PROVIDED ENTRIES START

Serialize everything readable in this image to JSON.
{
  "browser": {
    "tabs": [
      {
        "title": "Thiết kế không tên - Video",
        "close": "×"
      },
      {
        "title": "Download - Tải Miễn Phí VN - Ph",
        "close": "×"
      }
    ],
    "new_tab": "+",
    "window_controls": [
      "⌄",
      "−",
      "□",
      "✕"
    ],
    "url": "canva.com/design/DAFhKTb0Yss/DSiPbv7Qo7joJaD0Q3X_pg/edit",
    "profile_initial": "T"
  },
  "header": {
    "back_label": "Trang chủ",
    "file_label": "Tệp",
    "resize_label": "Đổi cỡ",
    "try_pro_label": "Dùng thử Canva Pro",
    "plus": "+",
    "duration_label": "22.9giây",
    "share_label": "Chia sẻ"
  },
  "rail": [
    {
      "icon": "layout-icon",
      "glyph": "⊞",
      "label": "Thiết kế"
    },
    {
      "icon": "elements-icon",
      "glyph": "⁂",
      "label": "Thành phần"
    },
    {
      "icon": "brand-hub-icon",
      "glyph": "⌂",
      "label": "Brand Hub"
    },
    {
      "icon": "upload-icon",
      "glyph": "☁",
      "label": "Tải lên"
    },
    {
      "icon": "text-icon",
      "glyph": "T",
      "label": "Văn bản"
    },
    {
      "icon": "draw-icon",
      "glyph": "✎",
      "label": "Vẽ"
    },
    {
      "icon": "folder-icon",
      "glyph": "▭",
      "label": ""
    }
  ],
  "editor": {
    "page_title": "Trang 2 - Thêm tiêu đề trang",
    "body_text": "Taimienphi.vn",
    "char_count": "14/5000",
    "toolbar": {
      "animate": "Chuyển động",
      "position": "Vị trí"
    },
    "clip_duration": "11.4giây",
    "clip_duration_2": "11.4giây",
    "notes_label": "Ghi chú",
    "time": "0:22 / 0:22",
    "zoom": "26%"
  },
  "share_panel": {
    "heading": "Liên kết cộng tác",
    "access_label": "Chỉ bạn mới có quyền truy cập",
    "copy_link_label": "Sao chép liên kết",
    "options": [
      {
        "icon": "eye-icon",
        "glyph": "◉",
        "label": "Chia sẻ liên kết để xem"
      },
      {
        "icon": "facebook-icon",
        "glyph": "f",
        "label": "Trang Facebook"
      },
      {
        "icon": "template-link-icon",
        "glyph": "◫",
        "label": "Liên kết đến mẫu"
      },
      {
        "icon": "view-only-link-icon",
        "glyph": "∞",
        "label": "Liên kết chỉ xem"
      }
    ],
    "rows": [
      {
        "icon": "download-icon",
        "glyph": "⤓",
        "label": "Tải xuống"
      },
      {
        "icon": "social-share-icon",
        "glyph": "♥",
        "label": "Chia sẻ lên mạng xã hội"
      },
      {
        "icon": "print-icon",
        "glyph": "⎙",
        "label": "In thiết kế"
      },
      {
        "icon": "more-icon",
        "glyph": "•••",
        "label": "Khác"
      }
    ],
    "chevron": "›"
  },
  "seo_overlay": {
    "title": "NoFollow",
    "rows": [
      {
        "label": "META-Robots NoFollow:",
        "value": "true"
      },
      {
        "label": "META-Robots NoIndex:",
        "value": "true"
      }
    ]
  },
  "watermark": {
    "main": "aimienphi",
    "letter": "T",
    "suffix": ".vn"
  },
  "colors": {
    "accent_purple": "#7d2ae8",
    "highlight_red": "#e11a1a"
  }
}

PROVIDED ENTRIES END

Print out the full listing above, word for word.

• RESULT:
Serialize everything readable in this image to JSON.
{
  "browser": {
    "tabs": [
      {
        "title": "Thiết kế không tên - Video",
        "close": "×"
      },
      {
        "title": "Download - Tải Miễn Phí VN - Ph",
        "close": "×"
      }
    ],
    "new_tab": "+",
    "window_controls": [
      "⌄",
      "−",
      "□",
      "✕"
    ],
    "url": "canva.com/design/DAFhKTb0Yss/DSiPbv7Qo7joJaD0Q3X_pg/edit",
    "profile_initial": "T"
  },
  "header": {
    "back_label": "Trang chủ",
    "file_label": "Tệp",
    "resize_label": "Đổi cỡ",
    "try_pro_label": "Dùng thử Canva Pro",
    "plus": "+",
    "duration_label": "22.9giây",
    "share_label": "Chia sẻ"
  },
  "rail": [
    {
      "icon": "layout-icon",
      "glyph": "⊞",
      "label": "Thiết kế"
    },
    {
      "icon": "elements-icon",
      "glyph": "⁂",
      "label": "Thành phần"
    },
    {
      "icon": "brand-hub-icon",
      "glyph": "⌂",
      "label": "Brand Hub"
    },
    {
      "icon": "upload-icon",
      "glyph": "☁",
      "label": "Tải lên"
    },
    {
      "icon": "text-icon",
      "glyph": "T",
      "label": "Văn bản"
    },
    {
      "icon": "draw-icon",
      "glyph": "✎",
      "label": "Vẽ"
    },
    {
      "icon": "folder-icon",
      "glyph": "▭",
      "label": ""
    }
  ],
  "editor": {
    "page_title": "Trang 2 - Thêm tiêu đề trang",
    "body_text": "Taimienphi.vn",
    "char_count": "14/5000",
    "toolbar": {
      "animate": "Chuyển động",
      "position": "Vị trí"
    },
    "clip_duration": "11.4giây",
    "clip_duration_2": "11.4giây",
    "notes_label": "Ghi chú",
    "time": "0:22 / 0:22",
    "zoom": "26%"
  },
  "share_panel": {
    "heading": "Liên kết cộng tác",
    "access_label": "Chỉ bạn mới có quyền truy cập",
    "copy_link_label": "Sao chép liên kết",
    "options": [
      {
        "icon": "eye-icon",
        "glyph": "◉",
        "label": "Chia sẻ liên kết để xem"
      },
      {
        "icon": "facebook-icon",
        "glyph": "f",
        "label": "Trang Facebook"
      },
      {
        "icon": "template-link-icon",
        "glyph": "◫",
        "label": "Liên kết đến mẫu"
      },
      {
        "icon": "view-only-link-icon",
        "glyph": "∞",
        "label": "Liên kết chỉ xem"
      }
    ],
    "rows": [
      {
        "icon": "download-icon",
        "glyph": "⤓",
        "label": "Tải xuống"
      },
      {
        "icon": "social-share-icon",
        "glyph": "♥",
        "label": "Chia sẻ lên mạng xã hội"
      },
      {
        "icon": "print-icon",
        "glyph": "⎙",
        "label": "In thiết kế"
      },
      {
        "icon": "more-icon",
        "glyph": "•••",
        "label": "Khác"
      }
    ],
    "chevron": "›"
  },
  "seo_overlay": {
    "title": "NoFollow",
    "rows": [
      {
        "label": "META-Robots NoFollow:",
        "value": "true"
      },
      {
        "label": "META-Robots NoIndex:",
        "value": "true"
      }
    ]
  },
  "watermark": {
    "main": "aimienphi",
    "letter": "T",
    "suffix": ".vn"
  },
  "colors": {
    "accent_purple": "#7d2ae8",
    "highlight_red": "#e11a1a"
  }
}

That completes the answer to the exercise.